▸ Data for review:
★ ★ ★

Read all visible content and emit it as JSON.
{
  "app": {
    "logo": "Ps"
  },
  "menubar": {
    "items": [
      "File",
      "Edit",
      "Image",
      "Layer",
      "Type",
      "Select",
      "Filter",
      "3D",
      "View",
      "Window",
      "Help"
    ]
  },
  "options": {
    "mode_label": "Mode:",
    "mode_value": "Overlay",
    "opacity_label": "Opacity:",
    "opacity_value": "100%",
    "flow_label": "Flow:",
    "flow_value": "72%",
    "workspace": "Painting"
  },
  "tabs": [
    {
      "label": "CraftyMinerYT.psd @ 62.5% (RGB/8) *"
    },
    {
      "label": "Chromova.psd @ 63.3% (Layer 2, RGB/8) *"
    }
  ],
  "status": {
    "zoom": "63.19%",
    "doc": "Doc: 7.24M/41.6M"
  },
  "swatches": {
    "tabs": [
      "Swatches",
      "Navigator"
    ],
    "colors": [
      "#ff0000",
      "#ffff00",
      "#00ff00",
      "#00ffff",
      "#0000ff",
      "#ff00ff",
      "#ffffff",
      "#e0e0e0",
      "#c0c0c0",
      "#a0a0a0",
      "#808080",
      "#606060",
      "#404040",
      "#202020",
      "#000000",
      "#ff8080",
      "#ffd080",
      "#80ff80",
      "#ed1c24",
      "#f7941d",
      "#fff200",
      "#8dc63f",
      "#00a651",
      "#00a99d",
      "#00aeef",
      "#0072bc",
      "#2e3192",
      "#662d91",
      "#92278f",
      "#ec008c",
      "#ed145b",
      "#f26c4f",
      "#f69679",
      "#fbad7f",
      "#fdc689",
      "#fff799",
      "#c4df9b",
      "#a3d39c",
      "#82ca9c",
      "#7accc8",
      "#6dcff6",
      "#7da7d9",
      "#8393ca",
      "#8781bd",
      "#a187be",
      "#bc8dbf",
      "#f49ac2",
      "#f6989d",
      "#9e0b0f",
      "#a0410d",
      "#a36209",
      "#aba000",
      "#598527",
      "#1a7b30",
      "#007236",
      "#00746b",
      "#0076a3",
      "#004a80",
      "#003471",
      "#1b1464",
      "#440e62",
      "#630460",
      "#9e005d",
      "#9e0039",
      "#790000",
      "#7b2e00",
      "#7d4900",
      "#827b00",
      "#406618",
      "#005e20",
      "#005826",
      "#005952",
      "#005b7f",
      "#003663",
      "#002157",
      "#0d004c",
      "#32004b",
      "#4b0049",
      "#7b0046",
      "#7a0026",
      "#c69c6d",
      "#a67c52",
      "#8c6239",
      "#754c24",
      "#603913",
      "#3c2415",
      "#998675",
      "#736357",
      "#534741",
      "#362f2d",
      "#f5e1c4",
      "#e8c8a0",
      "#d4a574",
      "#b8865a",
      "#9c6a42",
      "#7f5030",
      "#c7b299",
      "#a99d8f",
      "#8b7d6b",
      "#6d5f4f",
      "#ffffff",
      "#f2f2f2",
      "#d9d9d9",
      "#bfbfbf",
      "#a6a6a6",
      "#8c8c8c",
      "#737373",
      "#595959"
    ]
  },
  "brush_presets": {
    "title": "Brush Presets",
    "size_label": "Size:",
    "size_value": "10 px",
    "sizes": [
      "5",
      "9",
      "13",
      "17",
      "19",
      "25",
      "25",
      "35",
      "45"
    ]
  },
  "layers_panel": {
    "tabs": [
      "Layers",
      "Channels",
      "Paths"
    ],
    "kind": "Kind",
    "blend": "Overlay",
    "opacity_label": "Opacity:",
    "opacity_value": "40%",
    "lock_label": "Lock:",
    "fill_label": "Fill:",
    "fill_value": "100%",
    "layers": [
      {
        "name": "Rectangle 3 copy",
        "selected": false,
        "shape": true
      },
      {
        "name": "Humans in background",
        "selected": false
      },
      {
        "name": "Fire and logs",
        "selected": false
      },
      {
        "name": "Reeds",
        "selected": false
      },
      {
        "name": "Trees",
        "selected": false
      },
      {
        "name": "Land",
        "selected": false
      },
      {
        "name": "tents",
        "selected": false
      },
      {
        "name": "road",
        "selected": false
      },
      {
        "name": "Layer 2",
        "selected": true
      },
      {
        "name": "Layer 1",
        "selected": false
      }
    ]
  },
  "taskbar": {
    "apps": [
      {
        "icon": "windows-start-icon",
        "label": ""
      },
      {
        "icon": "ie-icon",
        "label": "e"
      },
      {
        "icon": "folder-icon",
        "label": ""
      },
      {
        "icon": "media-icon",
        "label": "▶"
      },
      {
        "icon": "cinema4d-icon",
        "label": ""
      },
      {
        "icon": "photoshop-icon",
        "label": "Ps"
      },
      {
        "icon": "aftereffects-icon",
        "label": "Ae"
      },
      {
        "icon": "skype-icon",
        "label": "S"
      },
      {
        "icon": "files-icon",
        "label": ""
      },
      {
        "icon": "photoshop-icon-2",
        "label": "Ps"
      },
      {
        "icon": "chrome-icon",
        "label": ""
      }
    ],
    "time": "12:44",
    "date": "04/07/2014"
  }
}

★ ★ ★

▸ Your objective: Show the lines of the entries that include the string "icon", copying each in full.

▸ Answer to this exercise:
        "icon": "windows-start-icon",
        "icon": "ie-icon",
        "icon": "folder-icon",
        "icon": "media-icon",
        "icon": "cinema4d-icon",
        "icon": "photoshop-icon",
        "icon": "aftereffects-icon",
        "icon": "skype-icon",
        "icon": "files-icon",
        "icon": "photoshop-icon-2",
        "icon": "chrome-icon",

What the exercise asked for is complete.